Intentional infliction of emotional or mental distress is a mental reaction, such as anguish, grief or fright, to another person’s actions that entails recoverable damages. To prove a claim for intentional emotional distress, a plaintiff must show three elements: 1) that the defendant acted intentionally or recklessly; 2) that the defendant’s conduct was extreme or outrageous; 3) and that the extreme or outrageous conduct caused severe emotional distress. The second element is the most difficult criteria to prove. It is defined as something so outrageous in character and so extreme in degree and goes beyond all possible bounds of decency and is regarded as atrocious and completely intolerable in a civilized community. An example of intentional infliction of emotional distress would include seeing a child die in an automobile accident from a distance or receiving a letter from someone falsely claiming that a close family member had died.
The defendant’s conduct must be more than malicious and intentional. Liability does not extend to mere results, indignities, threats, annoyances, or petty oppressions. It is for the court to determine whether the defendant’s conduct may reasonable be regarded as so extreme and outrageous as to permit recovery. Some jurisdictions hold that to support an award of damages, emotional distress must be accompanied by physical injury. In other jurisdictions, recovery from emotional injury is limited to those who sustain a physical injury.
It is important to know what to do to protect the legal rights of yourself and your loved ones. Selecting the right accident attorney in New Port Richey is an important decision. You should choose someone who is experienced, aggressive and dedicated to working to get fair compensation for your injuries.
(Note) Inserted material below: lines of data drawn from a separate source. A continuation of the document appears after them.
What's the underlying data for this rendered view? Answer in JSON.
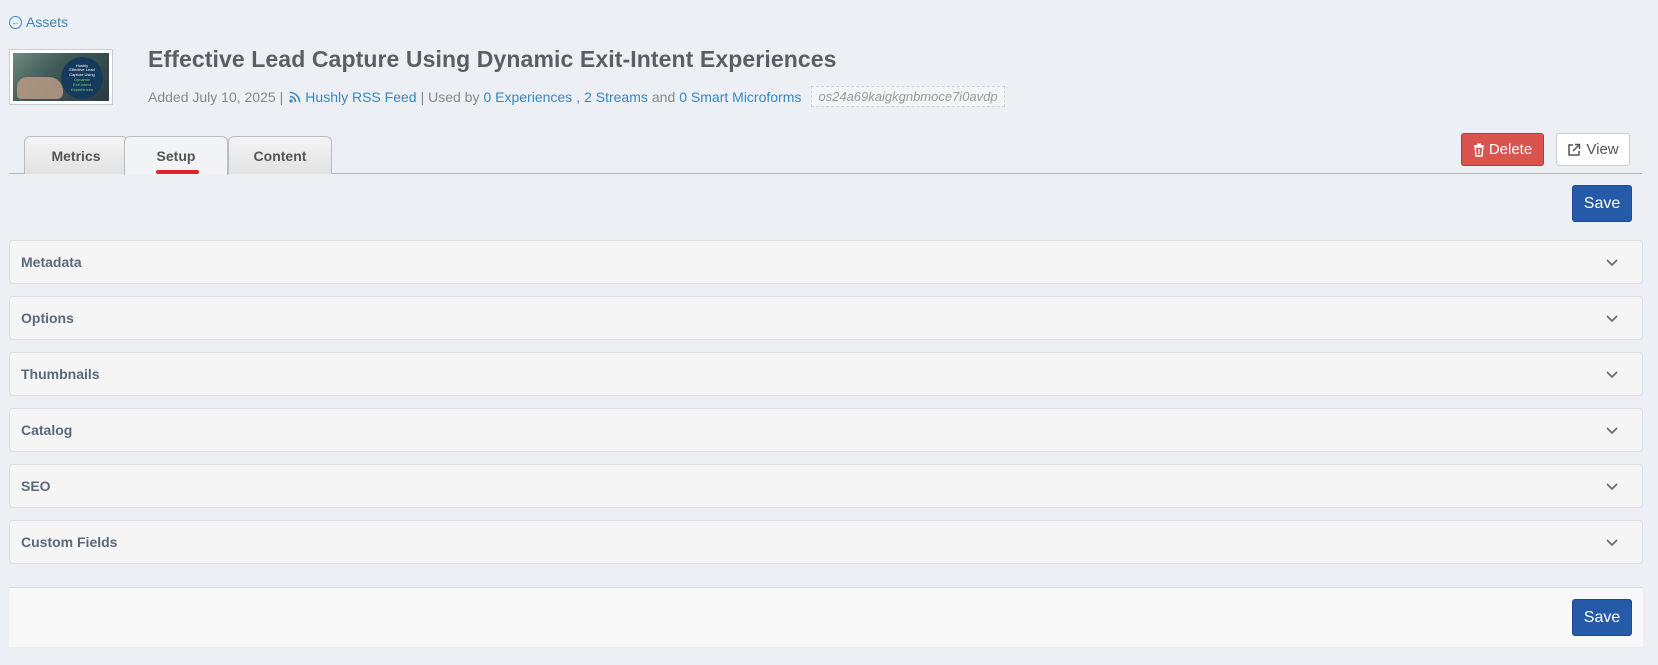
{
  "nav": {
    "back_label": "Assets"
  },
  "asset": {
    "thumbnail_text": [
      "Hushly",
      "Effective Lead",
      "Capture Using",
      "Dynamic",
      "Exit-Intent",
      "Experiences"
    ],
    "title": "Effective Lead Capture Using Dynamic Exit-Intent Experiences",
    "added": "Added July 10, 2025",
    "separator": "|",
    "source": "Hushly RSS Feed",
    "used_by_prefix": "| Used by",
    "experiences": "0 Experiences",
    "comma": ",",
    "streams": "2 Streams",
    "and_text": "and",
    "microforms": "0 Smart Microforms",
    "code": "os24a69kaigkgnbmoce7i0avdp"
  },
  "tabs": [
    {
      "label": "Metrics",
      "active": false
    },
    {
      "label": "Setup",
      "active": true
    },
    {
      "label": "Content",
      "active": false
    }
  ],
  "actions": {
    "delete_label": "Delete",
    "view_label": "View",
    "save_label": "Save"
  },
  "panels": [
    {
      "label": "Metadata"
    },
    {
      "label": "Options"
    },
    {
      "label": "Thumbnails"
    },
    {
      "label": "Catalog"
    },
    {
      "label": "SEO"
    },
    {
      "label": "Custom Fields"
    }
  ],
  "colors": {
    "link": "#3a87c0",
    "delete": "#d9534f",
    "save": "#245aa8",
    "active_tab_marker": "#e2242e"
  }
}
Call (727) 842-9758 today and speak with an experienced accident attorney in New Port Richey at Williams, Ristoff, Proper & Bloom.
Williams, Ristoff, Proper & Bloom
4532 U.S. Highway 19
New Port Richey, FL 34652